-- Record extracts follows --

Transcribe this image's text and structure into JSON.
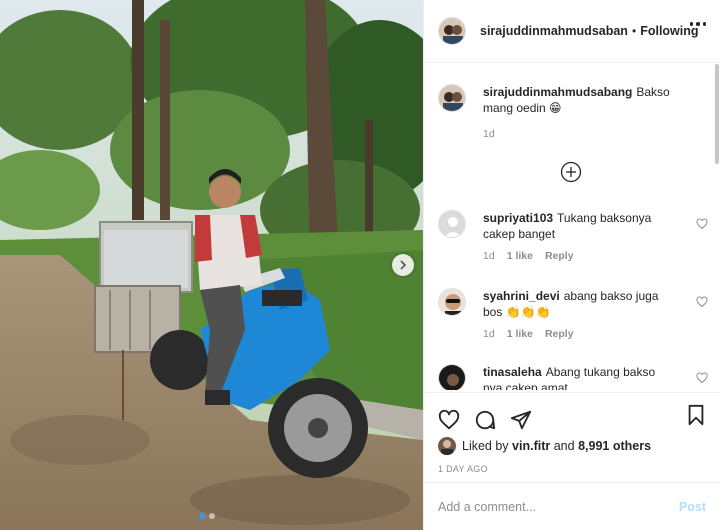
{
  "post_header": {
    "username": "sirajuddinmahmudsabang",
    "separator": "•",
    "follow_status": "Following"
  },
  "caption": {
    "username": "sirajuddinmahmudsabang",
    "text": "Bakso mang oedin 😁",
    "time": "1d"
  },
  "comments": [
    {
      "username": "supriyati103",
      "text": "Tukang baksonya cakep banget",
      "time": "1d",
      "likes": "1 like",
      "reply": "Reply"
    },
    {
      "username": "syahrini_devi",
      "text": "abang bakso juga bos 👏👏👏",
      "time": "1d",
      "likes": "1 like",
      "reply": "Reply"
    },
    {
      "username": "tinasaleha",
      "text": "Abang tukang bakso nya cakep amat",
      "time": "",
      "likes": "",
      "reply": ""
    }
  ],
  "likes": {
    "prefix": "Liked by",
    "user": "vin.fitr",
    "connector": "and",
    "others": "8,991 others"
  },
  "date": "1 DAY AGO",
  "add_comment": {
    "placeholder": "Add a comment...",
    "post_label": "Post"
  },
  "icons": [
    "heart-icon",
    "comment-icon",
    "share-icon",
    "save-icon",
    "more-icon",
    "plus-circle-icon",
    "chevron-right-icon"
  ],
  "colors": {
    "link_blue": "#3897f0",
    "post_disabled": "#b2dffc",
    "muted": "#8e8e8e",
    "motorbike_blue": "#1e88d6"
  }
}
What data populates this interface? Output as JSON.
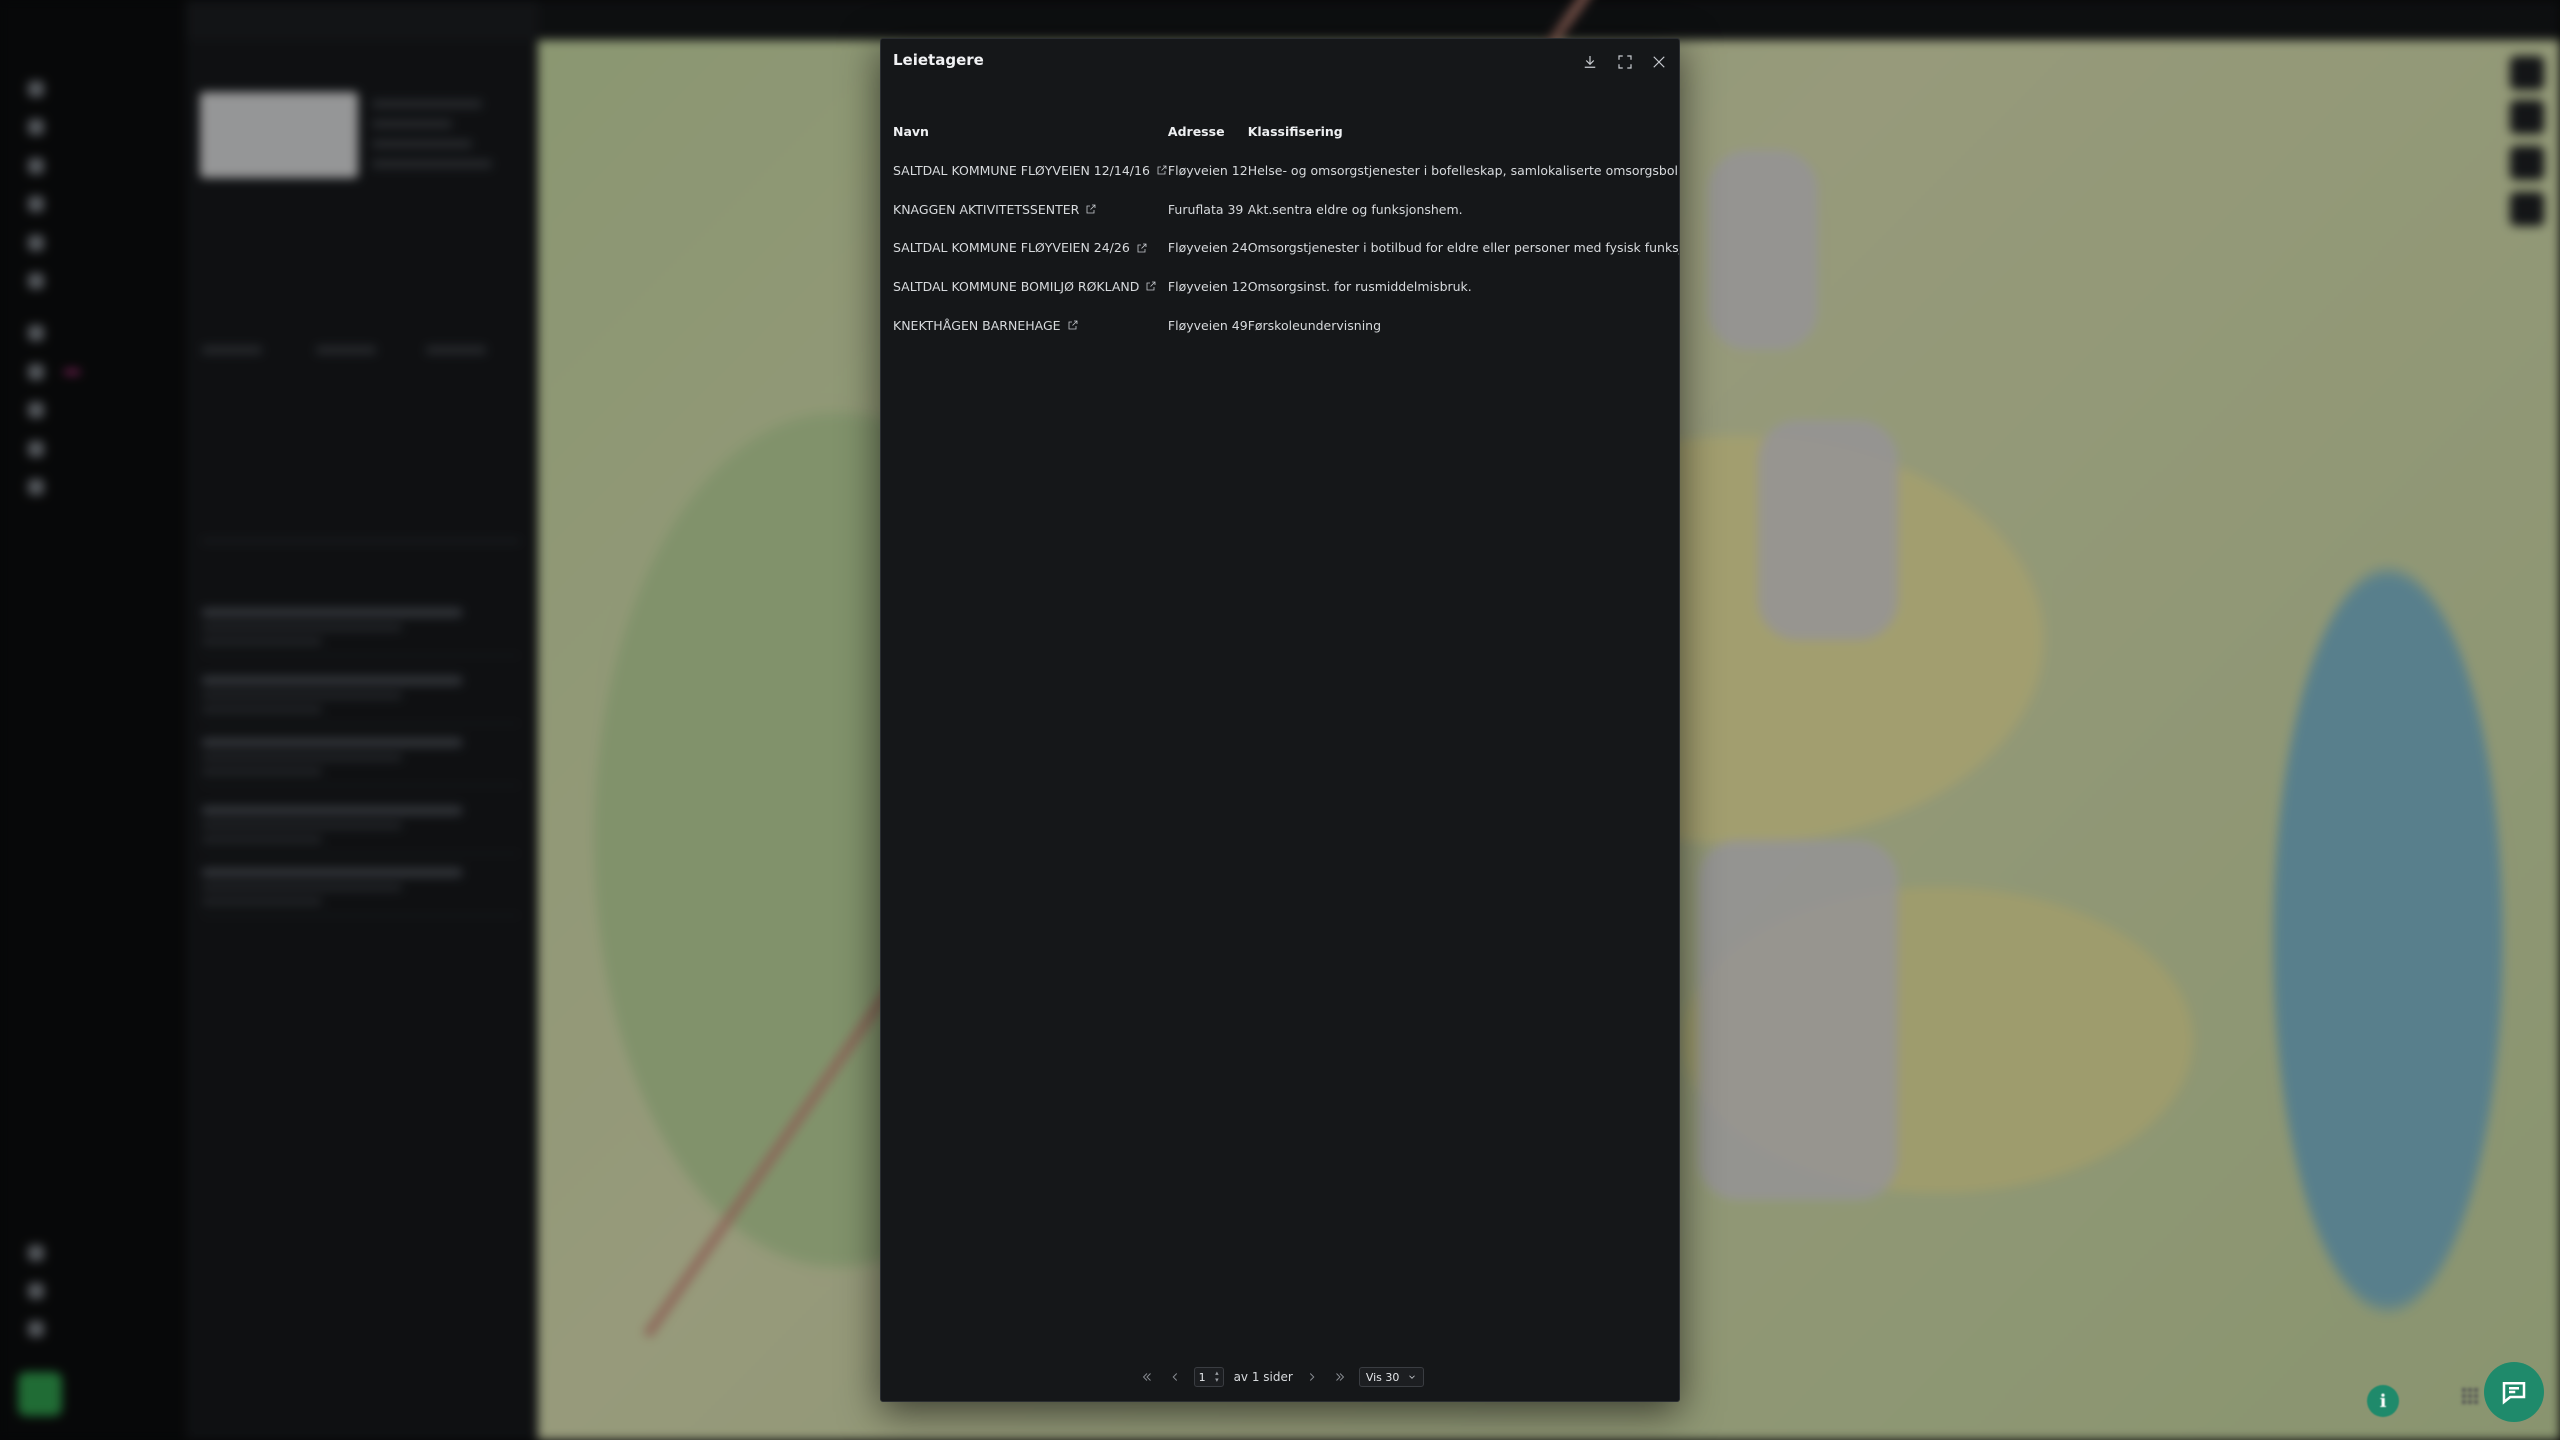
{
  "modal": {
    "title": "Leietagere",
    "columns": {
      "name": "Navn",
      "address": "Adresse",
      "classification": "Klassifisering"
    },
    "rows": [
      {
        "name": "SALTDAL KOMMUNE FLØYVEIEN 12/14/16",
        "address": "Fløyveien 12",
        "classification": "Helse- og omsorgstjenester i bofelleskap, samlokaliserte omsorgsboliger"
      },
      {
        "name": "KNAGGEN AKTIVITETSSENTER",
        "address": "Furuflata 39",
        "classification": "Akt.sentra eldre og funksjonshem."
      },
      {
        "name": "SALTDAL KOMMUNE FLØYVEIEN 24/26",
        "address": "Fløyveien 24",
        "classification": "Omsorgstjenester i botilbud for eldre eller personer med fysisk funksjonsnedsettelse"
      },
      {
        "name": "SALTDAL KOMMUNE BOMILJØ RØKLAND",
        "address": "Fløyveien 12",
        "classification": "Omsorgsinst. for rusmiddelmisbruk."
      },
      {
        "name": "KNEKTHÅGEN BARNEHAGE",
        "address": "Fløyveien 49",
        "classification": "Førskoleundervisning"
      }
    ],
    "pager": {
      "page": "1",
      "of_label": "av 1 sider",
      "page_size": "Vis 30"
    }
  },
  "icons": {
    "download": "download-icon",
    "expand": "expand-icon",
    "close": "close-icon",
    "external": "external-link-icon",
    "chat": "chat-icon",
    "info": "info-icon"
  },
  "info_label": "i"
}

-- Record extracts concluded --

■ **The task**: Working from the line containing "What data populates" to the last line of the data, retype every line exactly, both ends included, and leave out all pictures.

■ **Task solution**:
What data populates this interface? Output as JSON.
{
  "modal": {
    "title": "Leietagere",
    "columns": {
      "name": "Navn",
      "address": "Adresse",
      "classification": "Klassifisering"
    },
    "rows": [
      {
        "name": "SALTDAL KOMMUNE FLØYVEIEN 12/14/16",
        "address": "Fløyveien 12",
        "classification": "Helse- og omsorgstjenester i bofelleskap, samlokaliserte omsorgsboliger"
      },
      {
        "name": "KNAGGEN AKTIVITETSSENTER",
        "address": "Furuflata 39",
        "classification": "Akt.sentra eldre og funksjonshem."
      },
      {
        "name": "SALTDAL KOMMUNE FLØYVEIEN 24/26",
        "address": "Fløyveien 24",
        "classification": "Omsorgstjenester i botilbud for eldre eller personer med fysisk funksjonsnedsettelse"
      },
      {
        "name": "SALTDAL KOMMUNE BOMILJØ RØKLAND",
        "address": "Fløyveien 12",
        "classification": "Omsorgsinst. for rusmiddelmisbruk."
      },
      {
        "name": "KNEKTHÅGEN BARNEHAGE",
        "address": "Fløyveien 49",
        "classification": "Førskoleundervisning"
      }
    ],
    "pager": {
      "page": "1",
      "of_label": "av 1 sider",
      "page_size": "Vis 30"
    }
  },
  "icons": {
    "download": "download-icon",
    "expand": "expand-icon",
    "close": "close-icon",
    "external": "external-link-icon",
    "chat": "chat-icon",
    "info": "info-icon"
  },
  "info_label": "i"
}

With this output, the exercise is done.